A user account on both the controller and the hosts that has SSH key authentication enabled. This will allow Ansible to connect to your servers without prompting for passwords. You can follow our guide on How to Set Up SSH Keys on Ubuntu 20.04 to create and configure SSH keys.

Install Ansible on the Ubuntu server

The easiest way to install Ansible on Ubuntu is to use the official PPA (Personal Package Archive) repository. Open a terminal and run the following commands:

sudo apt update

sudo apt install software-properties-common

sudo add-apt-repository –yes –update ppa:ansible/ansible

sudo apt install ansible

This will install the latest version of Ansible and its dependencies on your server.

Configure Ansible on the Ubuntu server

Ansible uses an inventory file to keep track of the hosts (servers, machines, devices, etc.) that it can manage. The default inventory file is located at /etc/ansible/hosts. You can edit this file to add your own hosts or groups of hosts, or you can create a custom inventory file in another location.

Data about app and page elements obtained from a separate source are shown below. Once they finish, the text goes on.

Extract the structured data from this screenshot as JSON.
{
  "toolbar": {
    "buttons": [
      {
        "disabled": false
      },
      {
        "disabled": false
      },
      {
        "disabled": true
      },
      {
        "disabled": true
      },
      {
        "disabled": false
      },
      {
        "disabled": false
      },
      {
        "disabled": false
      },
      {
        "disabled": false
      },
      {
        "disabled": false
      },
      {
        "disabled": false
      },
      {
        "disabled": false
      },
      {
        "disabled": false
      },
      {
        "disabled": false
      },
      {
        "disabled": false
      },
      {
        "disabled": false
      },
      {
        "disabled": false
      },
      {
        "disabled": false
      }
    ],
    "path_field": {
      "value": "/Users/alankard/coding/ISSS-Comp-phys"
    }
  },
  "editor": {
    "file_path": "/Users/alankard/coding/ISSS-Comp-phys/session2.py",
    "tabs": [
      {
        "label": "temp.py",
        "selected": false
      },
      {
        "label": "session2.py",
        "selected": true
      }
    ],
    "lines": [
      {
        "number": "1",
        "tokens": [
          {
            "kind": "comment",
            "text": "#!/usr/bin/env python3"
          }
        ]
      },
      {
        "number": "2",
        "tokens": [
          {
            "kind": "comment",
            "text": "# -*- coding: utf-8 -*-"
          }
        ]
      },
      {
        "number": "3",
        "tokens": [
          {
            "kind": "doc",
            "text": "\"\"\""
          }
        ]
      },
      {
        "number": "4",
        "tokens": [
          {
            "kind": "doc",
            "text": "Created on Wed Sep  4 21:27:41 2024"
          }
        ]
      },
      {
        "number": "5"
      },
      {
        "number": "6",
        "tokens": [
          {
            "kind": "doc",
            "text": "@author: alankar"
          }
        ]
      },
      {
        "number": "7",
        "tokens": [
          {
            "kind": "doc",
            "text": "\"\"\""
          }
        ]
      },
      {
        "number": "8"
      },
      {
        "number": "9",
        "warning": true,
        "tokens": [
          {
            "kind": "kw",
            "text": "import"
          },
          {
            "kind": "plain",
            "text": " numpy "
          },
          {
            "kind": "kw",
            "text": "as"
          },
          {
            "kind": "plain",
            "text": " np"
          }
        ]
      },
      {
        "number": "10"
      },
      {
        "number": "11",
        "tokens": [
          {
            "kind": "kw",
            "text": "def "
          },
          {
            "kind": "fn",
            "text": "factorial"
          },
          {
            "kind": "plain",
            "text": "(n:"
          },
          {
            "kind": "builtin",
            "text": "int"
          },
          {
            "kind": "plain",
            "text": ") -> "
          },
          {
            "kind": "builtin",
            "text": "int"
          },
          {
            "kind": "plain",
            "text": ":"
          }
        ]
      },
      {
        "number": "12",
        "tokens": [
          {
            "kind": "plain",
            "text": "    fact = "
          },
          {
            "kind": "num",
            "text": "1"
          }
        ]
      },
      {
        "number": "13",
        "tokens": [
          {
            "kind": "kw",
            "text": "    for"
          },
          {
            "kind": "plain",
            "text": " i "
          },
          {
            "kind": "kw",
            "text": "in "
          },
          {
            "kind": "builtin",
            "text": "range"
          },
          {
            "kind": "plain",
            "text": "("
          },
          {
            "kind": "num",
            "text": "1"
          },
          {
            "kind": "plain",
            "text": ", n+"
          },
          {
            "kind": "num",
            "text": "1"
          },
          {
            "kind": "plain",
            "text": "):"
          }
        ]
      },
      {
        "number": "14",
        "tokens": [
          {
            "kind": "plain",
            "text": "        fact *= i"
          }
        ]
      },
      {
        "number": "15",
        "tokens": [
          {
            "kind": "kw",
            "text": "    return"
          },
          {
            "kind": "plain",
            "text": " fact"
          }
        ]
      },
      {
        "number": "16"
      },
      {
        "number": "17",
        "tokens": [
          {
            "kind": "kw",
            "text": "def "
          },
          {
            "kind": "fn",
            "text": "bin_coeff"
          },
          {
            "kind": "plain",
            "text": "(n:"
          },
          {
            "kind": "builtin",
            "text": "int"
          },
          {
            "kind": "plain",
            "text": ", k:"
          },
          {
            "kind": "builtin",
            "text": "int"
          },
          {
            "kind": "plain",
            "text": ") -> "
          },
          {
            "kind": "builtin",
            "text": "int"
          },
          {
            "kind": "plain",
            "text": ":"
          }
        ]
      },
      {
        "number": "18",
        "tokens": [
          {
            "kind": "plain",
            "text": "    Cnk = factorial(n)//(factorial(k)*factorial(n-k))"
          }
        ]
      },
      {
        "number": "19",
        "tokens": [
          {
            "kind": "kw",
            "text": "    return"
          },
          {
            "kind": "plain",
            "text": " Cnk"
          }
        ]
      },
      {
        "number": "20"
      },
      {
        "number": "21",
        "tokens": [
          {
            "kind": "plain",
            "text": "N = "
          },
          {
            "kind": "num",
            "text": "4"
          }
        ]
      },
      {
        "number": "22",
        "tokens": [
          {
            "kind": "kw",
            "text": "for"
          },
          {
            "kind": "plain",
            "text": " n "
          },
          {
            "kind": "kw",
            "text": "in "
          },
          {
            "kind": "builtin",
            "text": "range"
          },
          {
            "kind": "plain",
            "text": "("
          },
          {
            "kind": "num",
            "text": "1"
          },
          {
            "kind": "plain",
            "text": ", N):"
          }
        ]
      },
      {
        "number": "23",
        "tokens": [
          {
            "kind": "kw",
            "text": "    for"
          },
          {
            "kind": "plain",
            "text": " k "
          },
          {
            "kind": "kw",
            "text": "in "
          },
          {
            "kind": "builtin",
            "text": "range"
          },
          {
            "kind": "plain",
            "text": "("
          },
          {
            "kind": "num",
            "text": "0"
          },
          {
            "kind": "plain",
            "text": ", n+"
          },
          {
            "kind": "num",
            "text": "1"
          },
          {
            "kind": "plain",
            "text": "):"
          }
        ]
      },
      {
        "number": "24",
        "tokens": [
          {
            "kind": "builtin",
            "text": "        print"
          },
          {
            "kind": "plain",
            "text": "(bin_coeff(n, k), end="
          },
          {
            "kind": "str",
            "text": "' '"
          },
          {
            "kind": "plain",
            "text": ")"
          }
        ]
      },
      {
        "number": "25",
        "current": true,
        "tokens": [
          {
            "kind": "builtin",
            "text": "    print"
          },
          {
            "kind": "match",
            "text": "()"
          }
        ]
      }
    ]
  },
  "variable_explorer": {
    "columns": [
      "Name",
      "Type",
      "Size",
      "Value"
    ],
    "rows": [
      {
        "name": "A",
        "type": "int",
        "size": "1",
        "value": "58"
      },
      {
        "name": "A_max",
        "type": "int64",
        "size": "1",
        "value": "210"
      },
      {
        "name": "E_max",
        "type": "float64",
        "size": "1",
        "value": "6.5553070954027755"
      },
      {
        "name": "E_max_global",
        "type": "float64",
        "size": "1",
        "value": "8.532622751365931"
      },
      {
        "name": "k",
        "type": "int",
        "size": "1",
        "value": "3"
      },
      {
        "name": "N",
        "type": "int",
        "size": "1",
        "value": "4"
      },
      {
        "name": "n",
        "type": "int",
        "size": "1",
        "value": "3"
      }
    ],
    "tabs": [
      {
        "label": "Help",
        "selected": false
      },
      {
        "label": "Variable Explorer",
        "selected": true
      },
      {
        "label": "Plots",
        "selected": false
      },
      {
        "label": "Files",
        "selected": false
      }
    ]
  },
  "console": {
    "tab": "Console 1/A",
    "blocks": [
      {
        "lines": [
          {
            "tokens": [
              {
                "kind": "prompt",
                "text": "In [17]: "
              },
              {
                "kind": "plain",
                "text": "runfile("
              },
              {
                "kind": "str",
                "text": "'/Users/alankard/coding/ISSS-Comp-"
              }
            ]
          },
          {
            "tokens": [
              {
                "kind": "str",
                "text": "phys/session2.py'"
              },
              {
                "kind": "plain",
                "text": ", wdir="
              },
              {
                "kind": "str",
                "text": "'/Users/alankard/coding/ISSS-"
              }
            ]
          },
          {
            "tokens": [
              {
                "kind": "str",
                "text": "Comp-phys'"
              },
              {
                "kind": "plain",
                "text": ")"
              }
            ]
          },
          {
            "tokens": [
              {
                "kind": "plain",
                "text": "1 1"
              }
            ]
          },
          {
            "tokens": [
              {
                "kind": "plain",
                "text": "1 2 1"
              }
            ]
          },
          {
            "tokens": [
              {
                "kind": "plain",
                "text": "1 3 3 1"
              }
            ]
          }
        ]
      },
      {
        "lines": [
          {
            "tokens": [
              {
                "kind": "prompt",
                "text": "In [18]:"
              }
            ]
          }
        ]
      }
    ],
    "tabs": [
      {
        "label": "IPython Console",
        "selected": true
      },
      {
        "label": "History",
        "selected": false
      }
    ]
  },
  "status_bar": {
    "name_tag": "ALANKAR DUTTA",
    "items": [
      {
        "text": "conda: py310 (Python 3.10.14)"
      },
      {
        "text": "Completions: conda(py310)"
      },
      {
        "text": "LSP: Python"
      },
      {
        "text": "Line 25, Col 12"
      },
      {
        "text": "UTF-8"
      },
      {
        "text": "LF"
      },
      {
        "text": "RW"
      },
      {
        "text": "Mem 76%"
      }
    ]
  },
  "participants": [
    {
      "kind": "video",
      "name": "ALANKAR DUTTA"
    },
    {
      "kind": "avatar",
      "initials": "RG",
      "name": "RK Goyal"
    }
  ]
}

For example, let’s say we have two hosts that we want to manage with Ansible: host1 and host2. We can create a simple inventory file called myhosts.ini in our home directory with the following content:


host1 ansible_host= ansible_user=ubuntu

host2 ansible_host= ansible_user=ubuntu

This defines a group called myhosts with two hosts in it. Each host has an alias (host1 and host2), an IP address (ansible_host), and a username (ansible_user) to connect to.

To use this inventory file, we need to specify it with the -i option when running Ansible commands. For example:

ansible -i ~/myhosts.ini myhosts -m ping

This will run the ping module on all the hosts in the myhosts group and return the results.

Run Ansible commands on the Ubuntu server

Ansible has two modes of operation: ad-hoc commands and playbooks. Ad-hoc commands are one-time commands that you run directly from the command line. Playbooks are YAML files that define a set of tasks to be executed on one or more hosts.

To run an ad-hoc command, you use the ansible command with the following syntax:

ansible -i <inventory> <host-pattern> -m <module> -a <arguments>

For example, to check the uptime of all the hosts in the myhosts group, you can run:

ansible -i ~/myhosts.ini myhosts -m shell -a “uptime”

This will run the shell module with the argument “uptime” on all the hosts in the myhosts group and return the output.

To run a playbook, you use the ansible-playbook command with the following syntax:

ansible-playbook -i <inventory> <playbook>

For example, to install nginx on all the hosts in the myhosts group, you can create a playbook called nginx.yml with the following content:

– name: Install nginx

hosts: myhosts

become: yes


– name: Install nginx package


name: nginx

state: present

– name: Start nginx service


name: nginx

state: started

This defines a playbook with one play that targets the myhosts group. The play has two tasks: one to install the nginx package and one to start the nginx service. The become: yes directive tells Ansible to use sudo to execute the tasks.

To run this playbook, you can run:

ansible-playbook -i ~/myhosts.ini nginx.yml

This will run the playbook on all the hosts in the myhosts group and return the results.

Congratulations! You’ve successfully set up Ansible on your Ubuntu server and executed a basic playbook. This is just the beginning – Ansible offers a vast array of capabilities for automating and streamlining your IT operations. To learn more about Ansible, you can check out its official documentation at

This website uses cookies to improve your experience. We'll assume you're ok with this, but you can opt-out if you wish. Accept Read More